A step-down transformer is used to convert the 0.5 ohm impedance of the injection current pulse generator to the very low diode impedance of approximately 20x10/-3/ ohm. The pulse transformer holds the GaAs diode, and is an integral part of the laser device. The electrical parameter and the dimensions of the transformer are determined by the design specification of the laser device, where the GaAs laser diode is operated with an external resonator.

For two watts peak pulse power in the transverse electromagnetic (TEMoo) mode at room temperature, injection current pulses up to 150A are required. Thus, the secondary current in the step-down transformer can be as high as 150A. For a repetition frequency of 10kHz at room temperature, the duration of the injection current pulses is limited to 50ns to keep the temperature rise of the PN junction laser below a few degrees. The frequency band of the transformer, therefore, must extend to at least 25MHz.

For efficient impedance transformation, the laser diode must be placed directly in the current path of the secondary winding of the pulse transformer. To minimize the leakage inductance of the pulse transformer, the secondary winding must tightly enclose the primary winding which is wound on a toroidal core. The geometry of the pulse transformer must be commensurable with the configuration of the optical cavity of the GaAs laser device.

The design shown in the figure meets the requirement of efficient impedance conversion, but also makes it possible to place the laser diode at the optical axis of the external resonator. In the pulse transformer the coil of the primary winding (which has the form of a toroid) is wound on a toroidal core. The secondary winding consists of one turn only. To the secondary winding a low-impedance transmission line is coupled, which is terminated by the GaAs diode.
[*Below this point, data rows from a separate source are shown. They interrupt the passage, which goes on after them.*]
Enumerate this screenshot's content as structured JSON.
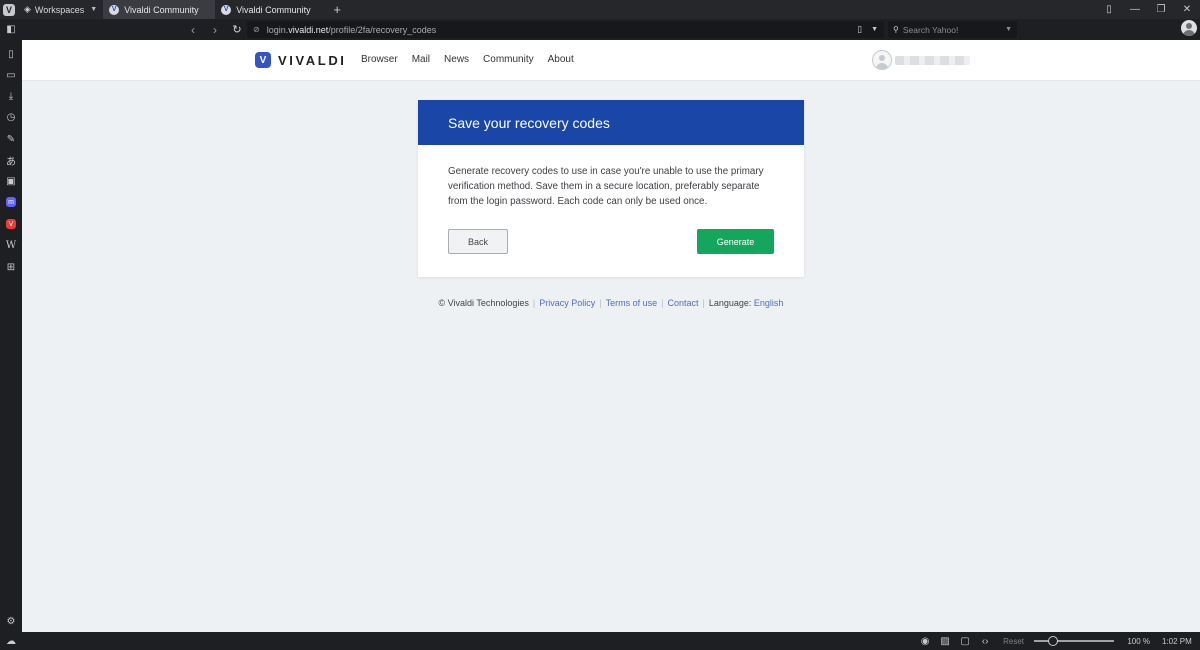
{
  "browser": {
    "tabs": [
      {
        "label": "Vivaldi Community",
        "active": true
      },
      {
        "label": "Vivaldi Community",
        "active": false
      }
    ],
    "workspaces_label": "Workspaces",
    "address": {
      "host_prefix": "login.",
      "host_main": "vivaldi.net",
      "path": "/profile/2fa/recovery_codes"
    },
    "search": {
      "placeholder": "Search Yahoo!"
    },
    "status": {
      "reset_label": "Reset",
      "zoom": "100 %",
      "clock": "1:02 PM"
    }
  },
  "site": {
    "logo_text": "VIVALDI",
    "nav": [
      "Browser",
      "Mail",
      "News",
      "Community",
      "About"
    ]
  },
  "card": {
    "title": "Save your recovery codes",
    "body": "Generate recovery codes to use in case you're unable to use the primary verification method. Save them in a secure location, preferably separate from the login password. Each code can only be used once.",
    "back_label": "Back",
    "generate_label": "Generate"
  },
  "footer": {
    "copyright": "© Vivaldi Technologies",
    "privacy": "Privacy Policy",
    "terms": "Terms of use",
    "contact": "Contact",
    "language_label": "Language:",
    "language_value": "English"
  },
  "colors": {
    "card_header": "#1a46a8",
    "generate_button": "#14a65c",
    "link": "#4f6fb8"
  }
}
The secondary winding of one turn has circular syrmetry in reference to the primary winding. The conduction current induced by the magnetic field in the core is radial in the lower and upper part of the secondary winding. Efficient coupling between the secondary winding of the pulse transformer and the coaxial transmission line is accomplished, by the continuity of the radial...